President Trump has a big advantage over his Democratic competitors.
President Trump’s re-election team announced a massive fundraising haul Tuesday of a whopping $105 million in the last three months, with an additional $100 million in the bank, far outpacing any predecessor or Democrat currently running.
The presidents 2020 campaign and associated committees raked in $54 million in the second quarter of the year, while the Republican National Committee raised another $51 million. In the 24 hours surrounding his official re-election announcement in Orlando last month, both entities brought in $24.8 million, more than one million dollars per hour.
“Our massive fundraising success is a testament to the overwhelming support for President Trump,” Campaign manager Brad Parscale said. “No Democrat candidate can match this level of enthusiasm or President Trump’s outstanding record of results.”

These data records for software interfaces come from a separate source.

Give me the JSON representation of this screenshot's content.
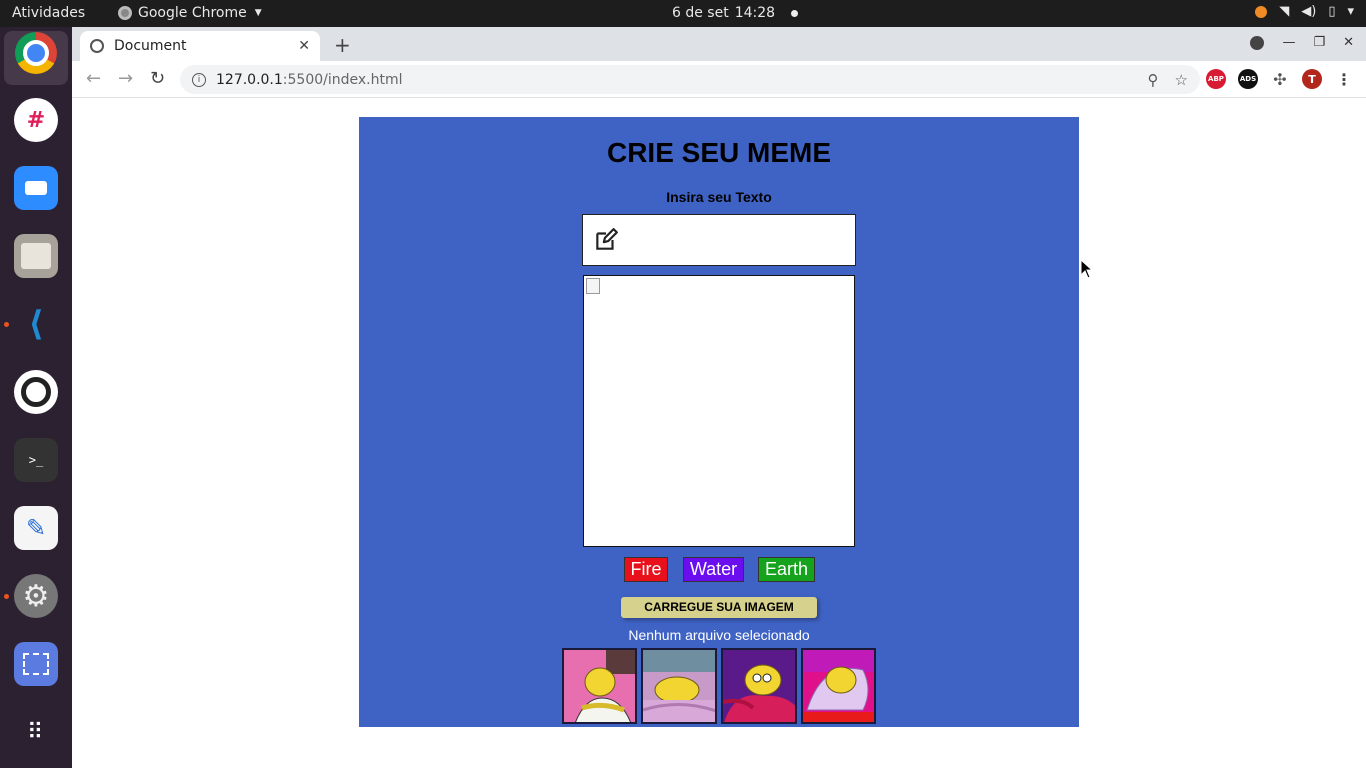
{
  "os": {
    "activities": "Atividades",
    "app_name": "Google Chrome",
    "date": "6 de set",
    "time": "14:28"
  },
  "browser": {
    "tab_title": "Document",
    "url_host": "127.0.0.1",
    "url_path": ":5500/index.html",
    "avatar_letter": "T",
    "abp_label": "ABP",
    "ads_label": "ADS"
  },
  "page": {
    "title": "CRIE SEU MEME",
    "text_label": "Insira seu Texto",
    "text_input_value": "",
    "meme_text": "",
    "borders": [
      {
        "label": "Fire",
        "color": "#e8101a"
      },
      {
        "label": "Water",
        "color": "#6a0ef0"
      },
      {
        "label": "Earth",
        "color": "#15a21c"
      }
    ],
    "upload_label": "CARREGUE SUA IMAGEM",
    "file_status": "Nenhum arquivo selecionado",
    "background_color": "#3f63c5"
  },
  "dock": {
    "items": [
      "chrome-icon",
      "slack-icon",
      "zoom-icon",
      "files-icon",
      "vscode-icon",
      "obs-icon",
      "terminal-icon",
      "text-editor-icon",
      "settings-icon",
      "screenshot-icon",
      "app-grid-icon"
    ]
  }
}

The campaign and RNC doubled its online fundraising from $31 million in the first six months of 2018 to $62 million in the same period this year, notably raising more through small-dollar internet donations in the second quarter than the whole first half of last year.
The massive haul gives Trump and the GOP a head start over the president’s eventual Democratic challenger. Roughly two dozen Democratic candidates are scrapping for support – and dividing donors – in the early days of the party’s 2020 presidential primary.

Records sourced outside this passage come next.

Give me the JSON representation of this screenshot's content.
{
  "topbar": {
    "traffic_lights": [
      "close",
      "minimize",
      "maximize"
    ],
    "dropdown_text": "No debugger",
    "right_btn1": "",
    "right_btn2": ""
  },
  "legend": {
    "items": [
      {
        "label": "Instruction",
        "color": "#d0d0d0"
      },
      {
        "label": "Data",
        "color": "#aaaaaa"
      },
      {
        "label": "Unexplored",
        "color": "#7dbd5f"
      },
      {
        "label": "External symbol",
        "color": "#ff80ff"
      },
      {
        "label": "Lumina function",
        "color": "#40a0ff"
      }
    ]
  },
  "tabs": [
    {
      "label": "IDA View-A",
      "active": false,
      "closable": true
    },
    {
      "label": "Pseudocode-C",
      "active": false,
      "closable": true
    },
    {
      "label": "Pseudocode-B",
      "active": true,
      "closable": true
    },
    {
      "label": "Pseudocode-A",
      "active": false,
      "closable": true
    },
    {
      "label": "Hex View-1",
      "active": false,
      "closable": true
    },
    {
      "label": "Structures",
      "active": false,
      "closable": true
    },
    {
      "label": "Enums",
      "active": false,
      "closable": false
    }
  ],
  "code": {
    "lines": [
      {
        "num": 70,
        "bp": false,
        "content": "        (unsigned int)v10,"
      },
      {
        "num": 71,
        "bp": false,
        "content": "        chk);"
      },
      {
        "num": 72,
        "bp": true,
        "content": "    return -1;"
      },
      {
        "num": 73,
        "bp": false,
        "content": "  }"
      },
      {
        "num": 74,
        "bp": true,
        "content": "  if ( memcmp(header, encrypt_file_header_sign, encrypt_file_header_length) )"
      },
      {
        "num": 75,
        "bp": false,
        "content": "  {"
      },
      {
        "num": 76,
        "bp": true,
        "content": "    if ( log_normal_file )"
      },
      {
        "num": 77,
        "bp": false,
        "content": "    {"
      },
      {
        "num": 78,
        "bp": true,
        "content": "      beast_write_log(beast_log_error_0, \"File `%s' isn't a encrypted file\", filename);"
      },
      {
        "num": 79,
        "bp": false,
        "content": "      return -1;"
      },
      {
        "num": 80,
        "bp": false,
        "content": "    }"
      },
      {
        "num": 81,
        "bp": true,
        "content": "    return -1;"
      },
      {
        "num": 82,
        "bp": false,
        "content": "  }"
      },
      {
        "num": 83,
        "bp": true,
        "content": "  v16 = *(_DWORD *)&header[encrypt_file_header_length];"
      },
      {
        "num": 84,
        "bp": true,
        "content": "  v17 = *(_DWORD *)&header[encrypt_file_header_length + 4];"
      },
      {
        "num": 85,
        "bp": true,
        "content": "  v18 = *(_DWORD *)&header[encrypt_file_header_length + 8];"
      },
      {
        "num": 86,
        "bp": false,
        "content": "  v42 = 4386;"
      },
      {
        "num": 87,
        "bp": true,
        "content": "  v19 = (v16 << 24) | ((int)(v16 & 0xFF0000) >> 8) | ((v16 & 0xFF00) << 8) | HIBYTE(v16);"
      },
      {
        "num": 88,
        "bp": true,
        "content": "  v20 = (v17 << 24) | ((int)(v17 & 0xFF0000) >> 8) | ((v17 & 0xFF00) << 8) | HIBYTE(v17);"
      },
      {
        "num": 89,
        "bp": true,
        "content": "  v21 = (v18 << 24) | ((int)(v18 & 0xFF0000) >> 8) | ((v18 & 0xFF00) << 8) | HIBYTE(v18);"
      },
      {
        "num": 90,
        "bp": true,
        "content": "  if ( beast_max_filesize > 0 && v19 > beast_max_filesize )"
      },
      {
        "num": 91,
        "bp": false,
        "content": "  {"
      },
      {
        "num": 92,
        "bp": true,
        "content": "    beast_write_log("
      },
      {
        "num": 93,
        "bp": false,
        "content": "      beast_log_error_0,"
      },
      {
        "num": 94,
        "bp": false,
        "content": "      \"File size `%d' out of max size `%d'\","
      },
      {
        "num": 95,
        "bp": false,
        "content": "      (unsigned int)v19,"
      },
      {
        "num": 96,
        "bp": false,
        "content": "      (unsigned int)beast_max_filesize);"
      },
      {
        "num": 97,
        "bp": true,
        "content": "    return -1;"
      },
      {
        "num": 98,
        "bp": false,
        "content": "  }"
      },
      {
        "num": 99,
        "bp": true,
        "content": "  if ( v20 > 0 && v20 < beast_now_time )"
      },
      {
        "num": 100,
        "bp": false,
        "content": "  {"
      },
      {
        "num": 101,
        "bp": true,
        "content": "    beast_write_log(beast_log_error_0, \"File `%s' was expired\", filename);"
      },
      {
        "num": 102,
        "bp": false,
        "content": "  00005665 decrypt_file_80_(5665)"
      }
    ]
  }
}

Trump is the only president ever to file re-election paperwork on the day he was inaugurated, which gives his campaign a tremendous advantage in terms of raising money and reaching new donors during his time in office.
“The RNC’s record-breaking fundraising has allowed us to identify troves of new supporters online and continue investing in our unprecedented field program,” RNC Chairwoman Ronna McDaniel said.
Trump starts with a significant edge over his potential competitors. For instance, Pete Buttigieg – who has ranked within the top five in most recent national polls of the Democratic primary – raised $24.8 million in the second quarter. He finished June with $22.6 million on hand – less than half of what Trump had.
Former President Barack Obama’s re-election team had raised $86 million at this point in 2011, about $47 million from the campaign and $38 million from the Democratic National Committee.
President Trump’s entire 2016 campaign raised a total of $333 million and Parscale has said he believes they may spend $1 billion this time around, which would be three times more than what Trump’s campaign spent in 2016.
The full list of donors, including how many contributions were under $200, will not be released until the campaign files an official report with the Federal Election Commission, which is expected by July 15.
Other contenders such as former Vice President Joe Biden and Sens. Kamala Harris and Elizabeth Warren have yet to reveal their recent fundraising totals.